Performing exercises using the equipment will help refine musculoskeletal strength, mobility, flexibility, co-ordination and balance whilst maintaining and further developing core stability. In fact, it is on the equipment that most clients gain a full appreciation for the relationship between torso stability and peripheral mobility.

These obvious benefits are heightened by the fact that the majority of reformer exercises strengthen both the concentric and eccentric contraction of the muscles. This, combined with an ability to work the whole body without stressing the joints, is particularly attractive for those involved in sports or activities where muscular control and injury prevention is key. Of course, the benefits are not lost on clients who simply want to perform everyday functions, such as bending over to tie their shoes, with ease.

One of the most significant advantages of combining STOTT PILATES matwork and equipment-based exercises is that we are able to focus on muscular imbalances that may have occurred due to injury, postural problems or over-training, but without stressing the injured area. Many athletic injuries are due to the muscles not firing as they should and by adding resistance, whilst maintaining the basic principles, the muscles can be trained systematically to work together more efficiently.


As most fitness professionals will attest, clients who reach a high level of fitness need and want to be continually challenged. As people advance from essential to advanced level exercises performed on various pieces of STOTT PILATES equipment, exercises become more three dimensional and complex, with the emphasis still being on maintaining torso stability as the limbs are exercised. To achieve optimal musculoskeletal strength, flexibility, co-ordination and endurance, exercises should flow from one to the other without compromising technique.

One of the many benefits of the advanced work is that you can customise a routine for a very fit client, such as a trained athlete, by incorporating positions and movements required in their particular activity or sport and working with them to stabilise the torso and use appropriate muscles efficiently. This in turn helps clients increase control and performance while minimising the chance for injury, which usually occurs when people lose control or become oblivious to improper muscular patterns or posture.


As the neuromuscular and musculoskeletal benefits become more widely understood and appreciated, the market for exercise evolved from J.H. Pilates continues to grow among health and fitness professionals, athletes, dancers, celebrities and the general public.

For STOTT PILATES-certified instructors and studio owners, like Suzanne Scott, director of the Scott Studio in Castle Cary, Somerset, England, business is booming because clients can see and feel the results of their efforts. For fitness clubs, being able to provide clients with a safe, effective, in-demand and profitable method of exercise makes tremendous sense. For health professionals who are incorporating therapeutic pilates-based exercise into their practices, the proof is in the patient's improved mobility and well being. As for football players, runners, skiers, hockey players, fitness professionals and enthusiasts, improved performance and injury prevention equates to a longer career and better quality life.

This article has been reproduced by kind permission of Fitness Professionals, Europe's largest association for exercise professionals: 113 London Road, London, E13 0DA ENGLAND tel: 0990 133434 fax: 0181 586-0685

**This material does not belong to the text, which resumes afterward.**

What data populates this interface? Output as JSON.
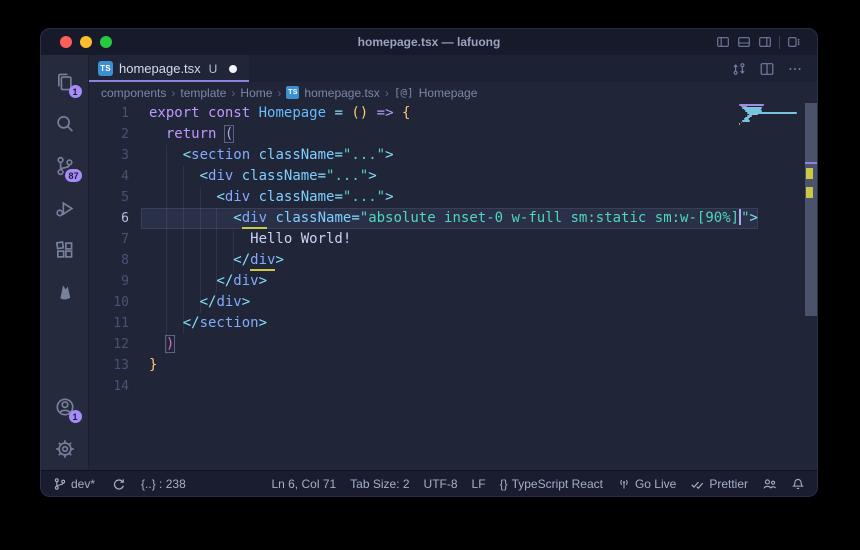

Moira Merrithew is the Programme Director for STOTT PILATES Studio AND International Certification Center in Toronto, Canada, which she opened with her husband. In 1993 they founded STOTT's equipment division, a worldwide manufacturer of equipment based on the teachings of Joseph Pilates. Moira is a former professional dancer with London's Ballet Rambert and City Ballet Toronto.